* _Problem description_
From the entries below, please gather each line containing the string "true".

[Entries taken from a collection]

BEGIN

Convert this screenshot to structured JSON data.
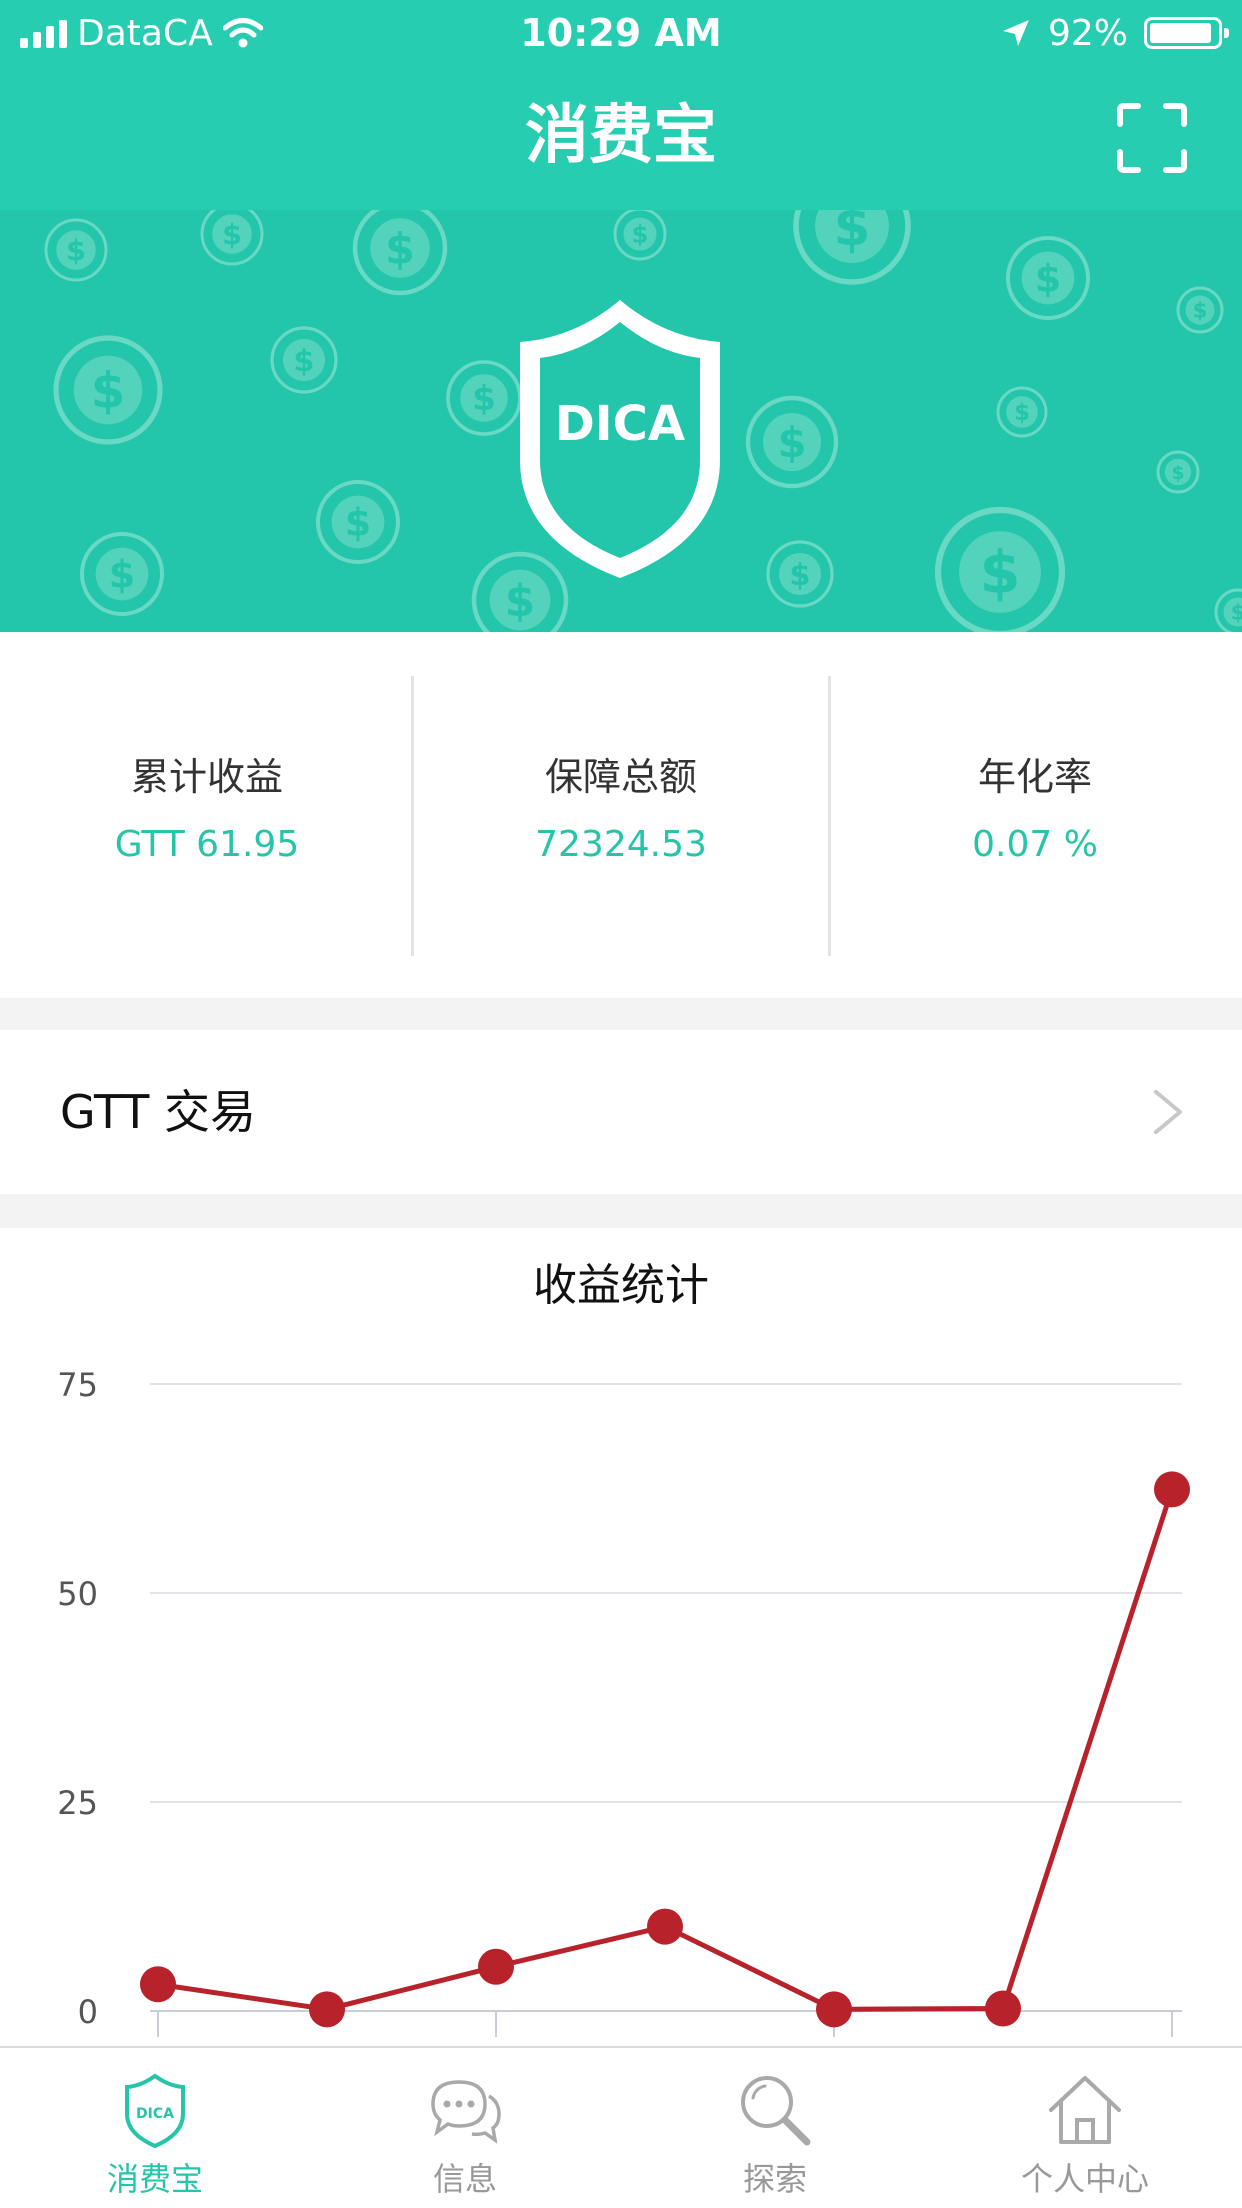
{
  "status_bar": {
    "carrier": "DataCA",
    "time": "10:29 AM",
    "battery": "92%",
    "battery_level": 0.92
  },
  "nav": {
    "title": "消费宝",
    "scan_icon": "scan-icon"
  },
  "banner": {
    "shield_text": "DICA"
  },
  "stats": [
    {
      "label": "累计收益",
      "value": "GTT 61.95"
    },
    {
      "label": "保障总额",
      "value": "72324.53"
    },
    {
      "label": "年化率",
      "value": "0.07 %"
    }
  ],
  "trade": {
    "label": "GTT 交易",
    "chevron_icon": "chevron-right-icon"
  },
  "chart_data": {
    "type": "line",
    "title": "收益统计",
    "yticks": [
      "75",
      "50",
      "25",
      "0"
    ],
    "ylim": [
      0,
      75
    ],
    "grid": true,
    "series": [
      {
        "values": [
          3.2,
          0.2,
          5.3,
          10.1,
          0.2,
          0.3,
          62.4
        ]
      }
    ],
    "colors": {
      "line": "#b8232b",
      "grid": "#e1e3e8",
      "axis": "#c9cdd8"
    }
  },
  "tabs": [
    {
      "label": "消费宝",
      "icon": "dica-shield-icon",
      "active": true
    },
    {
      "label": "信息",
      "icon": "chat-bubbles-icon",
      "active": false
    },
    {
      "label": "探索",
      "icon": "search-icon",
      "active": false
    },
    {
      "label": "个人中心",
      "icon": "home-icon",
      "active": false
    }
  ],
  "colors": {
    "brand": "#26cdb0",
    "accent_text": "#26c4a8",
    "inactive": "#999999"
  }
}
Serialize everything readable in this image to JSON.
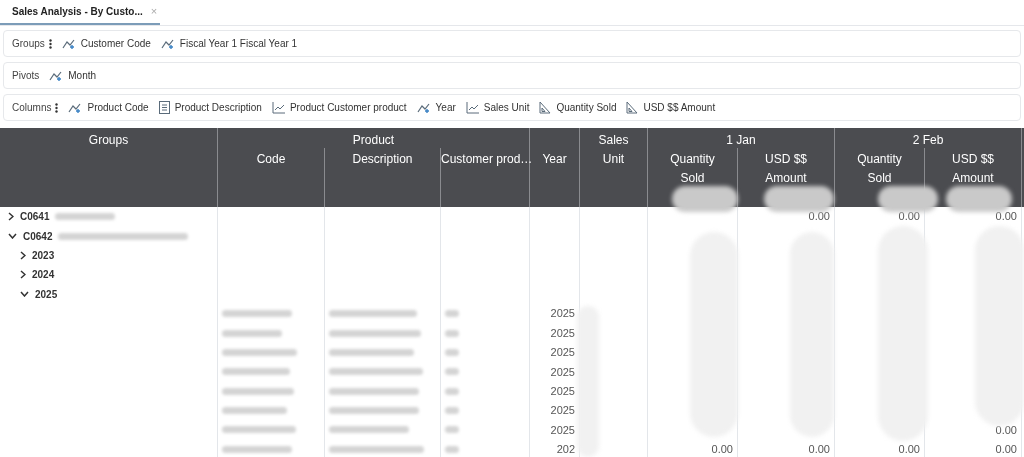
{
  "tab": {
    "title": "Sales Analysis - By Custo...",
    "close": "×",
    "selected": true
  },
  "toolbars": [
    {
      "label": "Groups",
      "menu": true,
      "chips": [
        {
          "kind": "dimension",
          "label": "Customer Code"
        },
        {
          "kind": "dimension",
          "label": "Fiscal Year 1 Fiscal Year 1"
        }
      ]
    },
    {
      "label": "Pivots",
      "menu": false,
      "chips": [
        {
          "kind": "dimension",
          "label": "Month"
        }
      ]
    },
    {
      "label": "Columns",
      "menu": true,
      "chips": [
        {
          "kind": "dimension",
          "label": "Product Code"
        },
        {
          "kind": "text",
          "label": "Product Description"
        },
        {
          "kind": "line",
          "label": "Product Customer product"
        },
        {
          "kind": "dimension",
          "label": "Year"
        },
        {
          "kind": "line",
          "label": "Sales Unit"
        },
        {
          "kind": "measure",
          "label": "Quantity Sold"
        },
        {
          "kind": "measure",
          "label": "USD $$ Amount"
        }
      ]
    }
  ],
  "table": {
    "header": {
      "groups": "Groups",
      "product": "Product",
      "product_columns": [
        "Code",
        "Description",
        "Customer prod…"
      ],
      "year": "Year",
      "sales_unit": "Sales Unit",
      "months": [
        {
          "label": "1 Jan",
          "columns": [
            "Quantity Sold",
            "USD $$ Amount"
          ]
        },
        {
          "label": "2 Feb",
          "columns": [
            "Quantity Sold",
            "USD $$ Amount"
          ]
        }
      ]
    },
    "tree": [
      {
        "label": "C0641",
        "expanded": false,
        "values": {
          "jan_amount": "0.00",
          "feb_quantity": "0.00",
          "feb_amount": "0.00"
        }
      },
      {
        "label": "C0642",
        "expanded": true,
        "children": [
          {
            "label": "2023",
            "expanded": false
          },
          {
            "label": "2024",
            "expanded": false
          },
          {
            "label": "2025",
            "expanded": true,
            "rows": [
              {
                "year": "2025"
              },
              {
                "year": "2025"
              },
              {
                "year": "2025"
              },
              {
                "year": "2025"
              },
              {
                "year": "2025"
              },
              {
                "year": "2025"
              },
              {
                "year": "2025",
                "values": {
                  "feb_amount": "0.00"
                }
              },
              {
                "year": "202",
                "values": {
                  "jan_quantity": "0.00",
                  "jan_amount": "0.00",
                  "feb_quantity": "0.00",
                  "feb_amount": "0.00"
                }
              }
            ]
          }
        ]
      }
    ]
  }
}
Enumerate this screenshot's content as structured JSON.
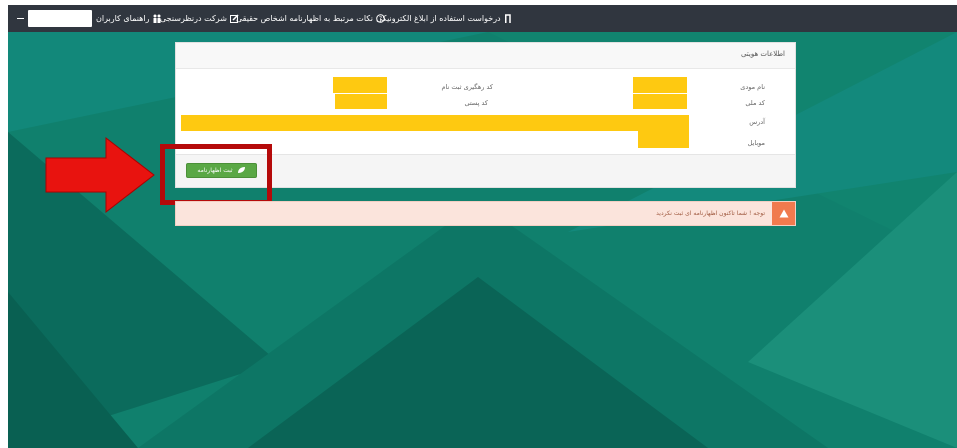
{
  "nav": {
    "guide": "راهنمای کاربران",
    "survey": "شرکت درنظرسنجی",
    "notes": "نکات مرتبط به اظهارنامه اشخاص حقیقی",
    "request": "درخواست استفاده از ابلاغ الکترونیکی"
  },
  "panel": {
    "title": "اطلاعات هویتی",
    "fields": {
      "taxpayer_name": "نام مودی",
      "tracking_code": "کد رهگیری ثبت نام",
      "national_code": "کد ملی",
      "postal_code": "کد پستی",
      "address": "آدرس",
      "mobile": "موبایل"
    },
    "submit_label": "ثبت اظهارنامه"
  },
  "alert": {
    "text": "توجه ! شما تاکنون اظهارنامه ای ثبت نکردید"
  },
  "colors": {
    "topbar": "#30363f",
    "background": "#10806d",
    "redaction": "#fec911",
    "submit": "#5aa845",
    "highlight": "#b50a0a",
    "arrow": "#e8130f",
    "alert_bg": "#fbe4dc",
    "alert_icon": "#f07a4e"
  }
}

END

* _Response to the task_
    "grid": true,
      "active": true
    "selected": true
      "menu": true,
      "menu": true,
        "expanded": true,
            "expanded": true,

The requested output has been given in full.